YOUR TASK:
Return each line of the data below exactly, omitting any pictures.

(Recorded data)
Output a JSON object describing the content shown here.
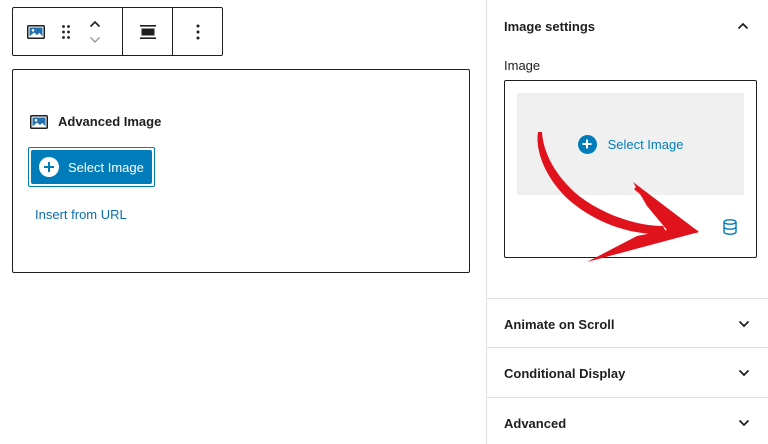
{
  "toolbar": {
    "icons": [
      "image-icon",
      "drag-handle-icon",
      "chevron-up-icon",
      "chevron-down-icon",
      "align-icon",
      "more-options-icon"
    ]
  },
  "block": {
    "title": "Advanced Image",
    "select_label": "Select Image",
    "insert_url_label": "Insert from URL"
  },
  "sidebar": {
    "image_settings": {
      "title": "Image settings",
      "image_label": "Image",
      "select_label": "Select Image"
    },
    "panels": [
      {
        "title": "Animate on Scroll"
      },
      {
        "title": "Conditional Display"
      },
      {
        "title": "Advanced"
      }
    ]
  },
  "colors": {
    "accent": "#007cba",
    "link": "#0a6ead",
    "arrow": "#e0121b",
    "border": "#1e1e1e",
    "divider": "#e0e0e0",
    "placeholder_bg": "#f0f0f0"
  }
}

OUTPUT:
Output a JSON object describing the content shown here.
{
  "toolbar": {
    "icons": [
      "image-icon",
      "drag-handle-icon",
      "chevron-up-icon",
      "chevron-down-icon",
      "align-icon",
      "more-options-icon"
    ]
  },
  "block": {
    "title": "Advanced Image",
    "select_label": "Select Image",
    "insert_url_label": "Insert from URL"
  },
  "sidebar": {
    "image_settings": {
      "title": "Image settings",
      "image_label": "Image",
      "select_label": "Select Image"
    },
    "panels": [
      {
        "title": "Animate on Scroll"
      },
      {
        "title": "Conditional Display"
      },
      {
        "title": "Advanced"
      }
    ]
  },
  "colors": {
    "accent": "#007cba",
    "link": "#0a6ead",
    "arrow": "#e0121b",
    "border": "#1e1e1e",
    "divider": "#e0e0e0",
    "placeholder_bg": "#f0f0f0"
  }
}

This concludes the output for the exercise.